The growing partnership in the nuclear power sector between India and Russia has opened opportunities for developing advanced nuclear manufacturing capabilities in India in line with India’s “Make in India” initiative. For India, local manufacturing of critical components and equipment for upcoming Russian-designed nuclear power projects is a step towards furthering India’s comprehensive Atmanirbhar Bharat vision.
To further strengthen India’s nuclear energy prospects on Indian soil, India must pursue comprehensive technology transfer and information exchange agreements with Russia.
Academic Access To Russia’s Nuclear Energy Advances
In Russia, the growth of the nuclear industry is regarded as a top national priority, thereby enabling Russia to emerge as an undisputed leader in the advanced nuclear technology industry. Today, the India-Russia nuclear energy co-operation extends to academic level.
In addition to job creation and economic incentives, young Indians now have access to Russian nuclear education, broadening academic and domain expertise of aspiring stakeholders of the nuclear energy sector. Subsequently, attracting a new generation of highly skilled and educated personnel in the field of nuclear energy.
Owing to bursaries offered by the Russian government, it is now possible to Indian students to obtain a Bachelor and master’s degrees in nuclear engineering with no academic fees. Students may benefit from subsidized housing, library grants, and hands-on training at a Russian nuclear power plant.
For aspiring candidates, the available academic programs range from nuclear technologies, nuclear power engineering, thermal physics, nuclear reactors and materials, Nuclear Power Plants: Design, Operation and Engineering; as well as Materials Technology, Informatics and Computer Technology, Chemistry, Physics and Astronomy, Electrical and Heat Engineering.
Empowering Future Stakeholders of Nuclear Sector, Globally
Russia being at the forefront of nuclear energy advancements, it bears the responsibility to guide and educate future generations in order to further encourage nuclear energy innovation. To that effect, Russia follows a streamlined enrolment process for aspiring students, While the instructors use diverse pedagogies in addition to numerous practical and research possibilities.

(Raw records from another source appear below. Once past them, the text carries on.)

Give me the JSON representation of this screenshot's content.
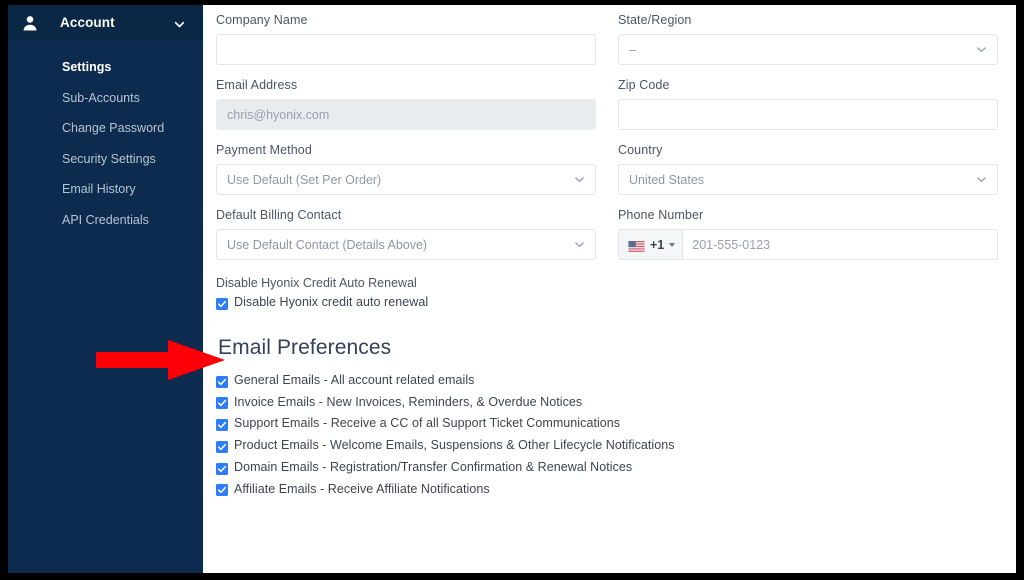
{
  "sidebar": {
    "header": {
      "label": "Account",
      "user_icon": "user-icon",
      "chevron_icon": "chevron-down-icon"
    },
    "items": [
      {
        "label": "Settings",
        "active": true
      },
      {
        "label": "Sub-Accounts",
        "active": false
      },
      {
        "label": "Change Password",
        "active": false
      },
      {
        "label": "Security Settings",
        "active": false
      },
      {
        "label": "Email History",
        "active": false
      },
      {
        "label": "API Credentials",
        "active": false
      }
    ],
    "bg_color": "#0d2b4e"
  },
  "form": {
    "left": {
      "company_name": {
        "label": "Company Name",
        "value": "",
        "placeholder": ""
      },
      "email_address": {
        "label": "Email Address",
        "value": "chris@hyonix.com",
        "readonly": true
      },
      "payment_method": {
        "label": "Payment Method",
        "selected": "Use Default (Set Per Order)"
      },
      "default_billing_contact": {
        "label": "Default Billing Contact",
        "selected": "Use Default Contact (Details Above)"
      }
    },
    "right": {
      "state_region": {
        "label": "State/Region",
        "selected": "–"
      },
      "zip_code": {
        "label": "Zip Code",
        "value": "",
        "placeholder": ""
      },
      "country": {
        "label": "Country",
        "selected": "United States"
      },
      "phone_number": {
        "label": "Phone Number",
        "dial_code": "+1",
        "flag": "us-flag-icon",
        "value": "",
        "placeholder": "201-555-0123"
      }
    }
  },
  "auto_renewal": {
    "section_label": "Disable Hyonix Credit Auto Renewal",
    "checkbox_label": "Disable Hyonix credit auto renewal",
    "checked": true
  },
  "email_preferences": {
    "title": "Email Preferences",
    "items": [
      {
        "label": "General Emails - All account related emails",
        "checked": true
      },
      {
        "label": "Invoice Emails - New Invoices, Reminders, & Overdue Notices",
        "checked": true
      },
      {
        "label": "Support Emails - Receive a CC of all Support Ticket Communications",
        "checked": true
      },
      {
        "label": "Product Emails - Welcome Emails, Suspensions & Other Lifecycle Notifications",
        "checked": true
      },
      {
        "label": "Domain Emails - Registration/Transfer Confirmation & Renewal Notices",
        "checked": true
      },
      {
        "label": "Affiliate Emails - Receive Affiliate Notifications",
        "checked": true
      }
    ]
  },
  "annotation": {
    "arrow": "red-arrow-pointer",
    "color": "#fb0007",
    "points_to": "Disable Hyonix credit auto renewal checkbox"
  },
  "colors": {
    "sidebar": "#0d2b4e",
    "sidebar_header": "#0b2746",
    "checkbox_blue": "#2d7df6",
    "label_text": "#4a5568",
    "heading": "#34405a",
    "frame": "#000000"
  }
}
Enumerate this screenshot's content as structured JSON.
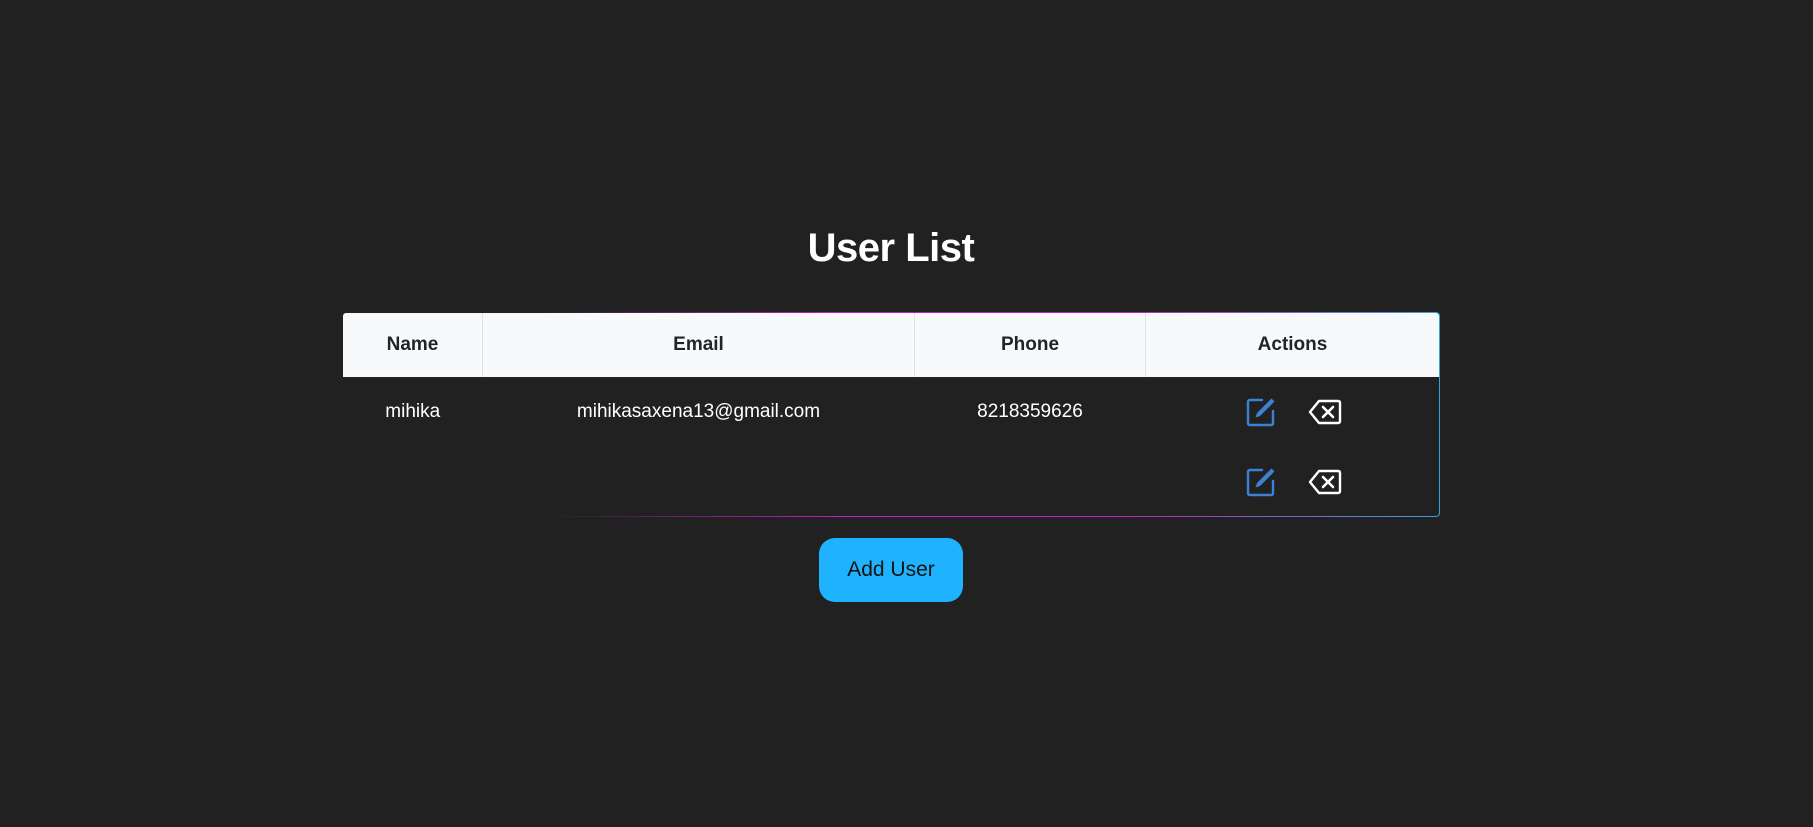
{
  "page": {
    "title": "User List"
  },
  "table": {
    "headers": {
      "name": "Name",
      "email": "Email",
      "phone": "Phone",
      "actions": "Actions"
    },
    "rows": [
      {
        "name": "mihika",
        "email": "mihikasaxena13@gmail.com",
        "phone": "8218359626"
      },
      {
        "name": "",
        "email": "",
        "phone": ""
      }
    ]
  },
  "icons": {
    "edit": "edit-icon",
    "delete": "backspace-delete-icon"
  },
  "actions": {
    "add_user_label": "Add User"
  },
  "colors": {
    "background": "#212121",
    "header_bg": "#f8f9fa",
    "edit_icon": "#3b82d6",
    "add_button": "#1fb3ff",
    "border_accent": "#c01ec8"
  }
}
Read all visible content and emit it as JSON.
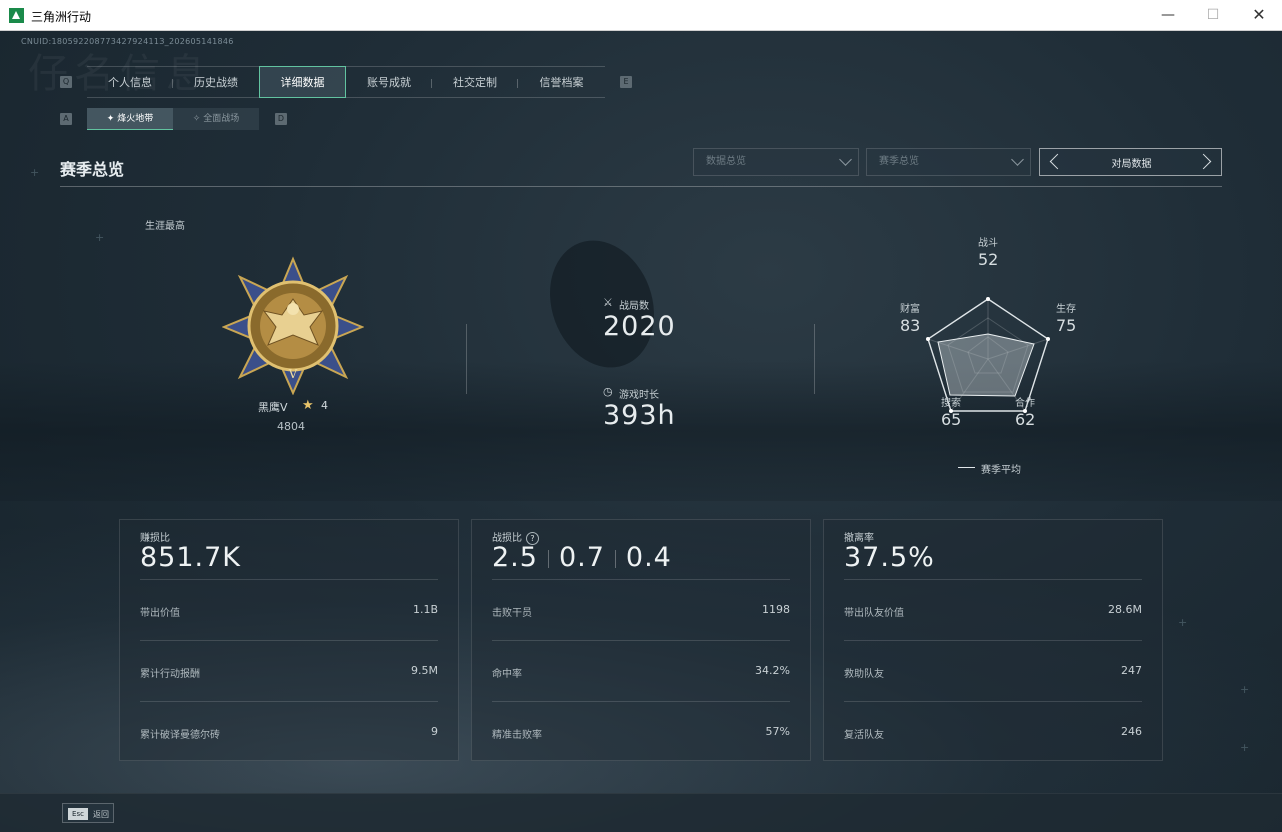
{
  "window": {
    "title": "三角洲行动",
    "minimize": "—",
    "maximize": "☐",
    "close": "✕"
  },
  "background_text": "仔名信息",
  "cnuid": "CNUID:18059220877342792411З_202605141846",
  "tabs": {
    "left_key": "Q",
    "right_key": "E",
    "items": [
      "个人信息",
      "历史战绩",
      "详细数据",
      "账号成就",
      "社交定制",
      "信誉档案"
    ],
    "active_index": 2
  },
  "subtabs": {
    "left_key": "A",
    "right_key": "D",
    "items": [
      "烽火地带",
      "全面战场"
    ],
    "active_index": 0
  },
  "section": {
    "title": "赛季总览"
  },
  "filters": {
    "data_filter": "数据总览",
    "season_filter": "赛季总览",
    "pager_label": "对局数据"
  },
  "career": {
    "label": "生涯最高",
    "rank_name": "黑鹰V",
    "rank_stars": "4",
    "rank_score": "4804"
  },
  "stats": {
    "matches_label": "战局数",
    "matches_value": "2020",
    "playtime_label": "游戏时长",
    "playtime_value": "393h"
  },
  "radar": {
    "axes": [
      {
        "label": "战斗",
        "value": "52"
      },
      {
        "label": "生存",
        "value": "75"
      },
      {
        "label": "合作",
        "value": "62"
      },
      {
        "label": "搜索",
        "value": "65"
      },
      {
        "label": "财富",
        "value": "83"
      }
    ],
    "legend": "赛季平均"
  },
  "panels": {
    "profit": {
      "label": "赚损比",
      "value": "851.7K",
      "rows": [
        {
          "k": "带出价值",
          "v": "1.1B"
        },
        {
          "k": "累计行动报酬",
          "v": "9.5M"
        },
        {
          "k": "累计破译曼德尔砖",
          "v": "9"
        }
      ]
    },
    "combat": {
      "label": "战损比",
      "help": "?",
      "values": [
        "2.5",
        "0.7",
        "0.4"
      ],
      "rows": [
        {
          "k": "击败干员",
          "v": "1198"
        },
        {
          "k": "命中率",
          "v": "34.2%"
        },
        {
          "k": "精准击败率",
          "v": "57%"
        }
      ]
    },
    "extract": {
      "label": "撤离率",
      "value": "37.5%",
      "rows": [
        {
          "k": "带出队友价值",
          "v": "28.6M"
        },
        {
          "k": "救助队友",
          "v": "247"
        },
        {
          "k": "复活队友",
          "v": "246"
        }
      ]
    }
  },
  "footer": {
    "esc_key": "Esc",
    "esc_label": "返回"
  }
}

Also, Six Nobel laureates have contributed to the teaching curriculum and research at the Moscow Engineering Physics Institute (MEPhI), a leading Russian university established in 1942. The university works under the European Bologna education process, and offers BS, MS, and PhD programs.
Every year, over 6,000 Indian students come to Russia to study. Although not many of them study in Moscow, a diverse multicultural community fosters exchange of ideas and culture. Nuclear engineering students from 79 countries study in Russia and their number exceeds 1,500. Students specialized in NPP receive training in NPPs operations, along with regular workshops on full-scale simulators, and at real NPPs, to fully prepare the students to work at the NPP.
With over 75-years of established track record, Russia has amassed a repository of experience and acquired extensive competencies in designing and executing cross-border large-scale nuclear projects. The two countries have identified several new areas of cooperation, academic access to Indians in Russia’s nuclear energy expertise relatively being a newer dimension of India-Russia collaboration.
Furthermore, a special focus has been attributed to cooperation amongst the younger generation, cultural spheres and people-to-people connect. As a part of this ever-evolving India-Russia partnership, aspiring Indian students interested to build a career in nuclear energy sector, may seek access to any Indian-Russian Centres for Science and Culture located in New Delhi, Kolkata, Mumbai, Chennai, or Trivandrum to know more about bursaries, application process and other details.